The commercial and cultural explosion of the digital age may have been born in California's Silicon Valley, but it reached its high point of riotous, chaotic exuberance in New York City from 1995 to 2000—in the golden age of Silicon Alley. In that short stretch of time a generation of talented, untested twentysomethings deluged the city, launching thousands of new Internet ventures and attracting billions of dollars in investment capital. Many of these young entrepreneurs were entranced by the infinite promise of the new media; others seemed more captivated by the promise of infinite profits. The innovations they launched—from online advertising to 24-hour Webcasting—propelled both the Internet and the tech-stock boom of the late '90s. And in doing so they sent the city around them into a maelstrom of brainstorming, code-writing, fundraising, drugs, sex, and frenzied hype . . .
until April 2000, when the NASDAQ zeppelin finally burst and fell at their feet.
In the pages of Digital Hustlers, Alley insiders Casey Kait and Stephen Weiss have captured the excitement and excesses of this remarkable moment in time. Weaving together the voices of more than fifty of the industry's leading characters, this extraordinary oral history offers a ground-zero look at the birth of a new medium. Here are entrepreneurs like Kevin O'Connor of DoubleClick, Fernando Espuelas of StarMedia, and Craig Kanarick of Razorfish; commentators like Omar Wasow of MSNBC and Jason McCabe Calacanis of the Silicon Alley Reporter; and inimitable Alley characters like party diva Courtney Pulitzer and Josh Harris, the clown prince of Pseudo.com. Together they describe a world of sweatshop programmers and paper millionaires, of cocktail-napkin business plans and billion-dollar IPOs, of spectacular successes and flame-outs alike.

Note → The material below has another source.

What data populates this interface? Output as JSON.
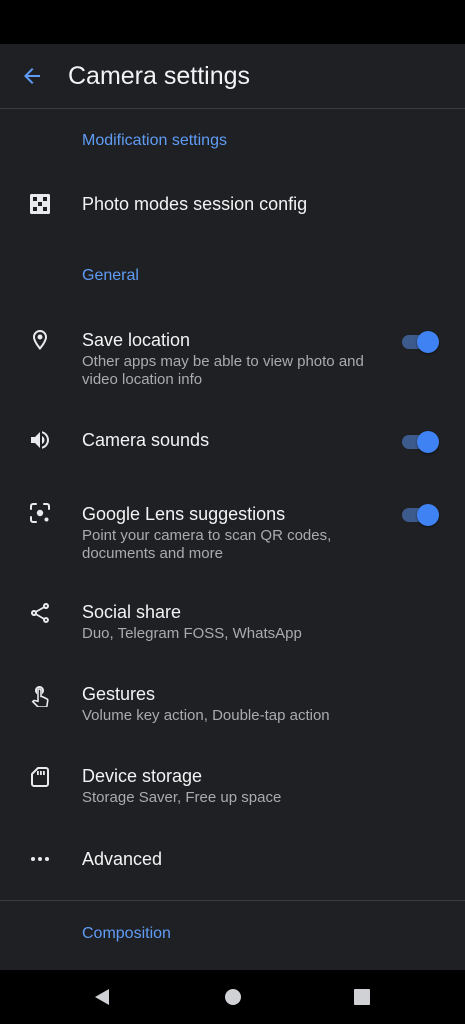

Candid and open-eyed, bristling with energy and argument, Digital Hustlers is an unforgettable group portrait of a wildly creative culture caught in the headlights of achievement.